Dr. Richard Rusk

Medical Officer of Health, Communicable Disease Unit, Manitoba Health, Seniors and Active Living & CPD Medicine Program Director, Max Rady College of Medicine

About Dr. Richard Rusk

I’m passionate about antimicrobial stewardship because the evidence is strong: using antibiotics when you don’t need them increases the risk of antibiotic resistance, which renders antibiotics ineffective when you need them in the future. If we do not start changing our practice in antibiotic use now, we could be faced with a serious medical crisis. Our future depends on it, as well as the future of our kids and grandkids.

Antimicrobial stewardship is incredibly complex, which is why we must work as a team to find solutions. Fortunately, with Choosing Wisely and campaigns like Using Antibiotics Wisely, the antimicrobial stewardship movement is picking up steam and awareness is growing. For instance, Dr. Sergio Fanella and his team at Children’s Hospital – HSC Winnipeg implemented a very successful pilot project that reviewed the use of antibiotics for every child. Clinicians, specialists and pharmacists worked together to determine whether or not prescribing antibiotics would lead to better health outcomes. Eventually, reviewing and thinking about antibiotic prescribing became part of daily practice.

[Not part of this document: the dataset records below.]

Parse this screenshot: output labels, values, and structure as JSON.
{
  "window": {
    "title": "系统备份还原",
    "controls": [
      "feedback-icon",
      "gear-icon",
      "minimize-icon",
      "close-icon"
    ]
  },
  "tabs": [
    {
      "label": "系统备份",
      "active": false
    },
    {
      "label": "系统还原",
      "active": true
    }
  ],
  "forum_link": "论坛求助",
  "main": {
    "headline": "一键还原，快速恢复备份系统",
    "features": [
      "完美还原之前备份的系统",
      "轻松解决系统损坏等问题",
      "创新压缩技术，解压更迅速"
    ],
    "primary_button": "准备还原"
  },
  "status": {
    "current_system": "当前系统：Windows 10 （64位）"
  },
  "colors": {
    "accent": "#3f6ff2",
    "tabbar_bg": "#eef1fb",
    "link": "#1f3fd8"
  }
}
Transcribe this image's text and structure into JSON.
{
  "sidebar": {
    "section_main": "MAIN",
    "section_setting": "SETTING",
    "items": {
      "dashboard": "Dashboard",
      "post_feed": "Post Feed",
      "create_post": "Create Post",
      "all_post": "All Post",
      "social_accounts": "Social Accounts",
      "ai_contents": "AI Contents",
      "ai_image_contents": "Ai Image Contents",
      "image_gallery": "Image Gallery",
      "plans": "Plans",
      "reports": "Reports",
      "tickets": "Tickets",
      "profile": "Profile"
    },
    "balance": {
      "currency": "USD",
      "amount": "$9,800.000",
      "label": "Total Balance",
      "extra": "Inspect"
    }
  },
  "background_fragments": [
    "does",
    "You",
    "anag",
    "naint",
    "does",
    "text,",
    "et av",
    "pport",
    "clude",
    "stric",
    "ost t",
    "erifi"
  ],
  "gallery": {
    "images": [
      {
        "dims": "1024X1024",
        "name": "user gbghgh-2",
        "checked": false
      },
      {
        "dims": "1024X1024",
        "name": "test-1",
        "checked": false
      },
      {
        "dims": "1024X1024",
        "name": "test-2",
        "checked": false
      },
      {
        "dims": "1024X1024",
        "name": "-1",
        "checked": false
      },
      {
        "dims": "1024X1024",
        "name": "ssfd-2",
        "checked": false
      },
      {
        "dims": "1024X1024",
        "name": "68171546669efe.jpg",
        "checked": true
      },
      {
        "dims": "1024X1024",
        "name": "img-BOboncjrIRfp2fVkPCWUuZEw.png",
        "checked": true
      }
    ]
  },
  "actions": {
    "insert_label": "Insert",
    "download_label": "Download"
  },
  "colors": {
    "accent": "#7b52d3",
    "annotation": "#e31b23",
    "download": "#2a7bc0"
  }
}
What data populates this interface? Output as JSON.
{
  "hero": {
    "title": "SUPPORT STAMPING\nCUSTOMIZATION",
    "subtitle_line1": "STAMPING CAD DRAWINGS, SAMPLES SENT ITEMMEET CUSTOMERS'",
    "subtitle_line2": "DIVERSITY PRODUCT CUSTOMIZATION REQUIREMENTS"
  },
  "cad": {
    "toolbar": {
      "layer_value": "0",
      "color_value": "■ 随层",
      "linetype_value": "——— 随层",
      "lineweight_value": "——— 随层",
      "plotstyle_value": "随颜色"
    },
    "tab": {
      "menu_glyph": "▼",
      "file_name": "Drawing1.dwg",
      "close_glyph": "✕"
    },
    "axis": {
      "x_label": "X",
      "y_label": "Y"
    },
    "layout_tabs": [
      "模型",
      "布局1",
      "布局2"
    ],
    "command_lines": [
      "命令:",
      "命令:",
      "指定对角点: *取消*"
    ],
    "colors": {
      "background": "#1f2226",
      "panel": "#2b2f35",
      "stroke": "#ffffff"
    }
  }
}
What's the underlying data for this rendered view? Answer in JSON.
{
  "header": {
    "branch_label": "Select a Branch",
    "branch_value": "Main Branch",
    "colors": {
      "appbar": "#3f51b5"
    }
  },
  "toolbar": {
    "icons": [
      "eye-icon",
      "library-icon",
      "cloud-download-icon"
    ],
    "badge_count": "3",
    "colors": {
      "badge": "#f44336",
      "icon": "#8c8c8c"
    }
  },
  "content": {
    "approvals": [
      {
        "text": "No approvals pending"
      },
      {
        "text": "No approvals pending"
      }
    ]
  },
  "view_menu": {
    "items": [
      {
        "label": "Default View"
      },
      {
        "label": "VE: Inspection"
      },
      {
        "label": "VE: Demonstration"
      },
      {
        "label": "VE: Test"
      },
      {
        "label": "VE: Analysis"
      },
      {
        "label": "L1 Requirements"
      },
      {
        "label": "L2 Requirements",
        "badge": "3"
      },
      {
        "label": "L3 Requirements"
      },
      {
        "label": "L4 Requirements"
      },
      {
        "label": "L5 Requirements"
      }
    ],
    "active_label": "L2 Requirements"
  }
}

There are also some community-based projects, which are important since over 90 per cent of antibiotics are prescribed in the community setting. Dr. Ganesan Abbu championed antimicrobial stewardship in the Boundary Trails Health Centre in Morden/Winkler, and as a result local clinicians in the area are far more aware and far more conscientious about the appropriate use of antibiotics in their practice.

This progress is uplifting because if we are not stewards now and if we do not remain vigilant and diligent about how and when we are prescribing antibiotics, we are putting our patients at risk. If bacteria is repeatedly challenged, i.e. with antibiotics, science shows us that it will respond by developing a resistance against antibiotics as part of its natural course.

The serious implications of antibiotic resistance are the reason why I advocate for antimicrobial stewardship. As the co-chair of the Federal Antimicrobial Stewardship working group, we are working to move policy, education, and decision making at a higher level to effect change. Antimicrobial stewardship should be driven from the top. Choosing Wisely is a key component to this process because it provides evidence-based recommendations and tools for more than 15 different clinical specialties that can be integrated into every day practice.

Educating both clinicians and patients about the appropriate use of antibiotics is also critical in facilitating change and shifting social expectations. Another reason why Choosing Wisely is incredibly valuable is because it encourages patient engagement and supports healthy conversations between patients and their health care providers about appropriate antibiotic use. Not only do these discussions lead to better health outcomes, but they also help grow the antimicrobial stewardship movement.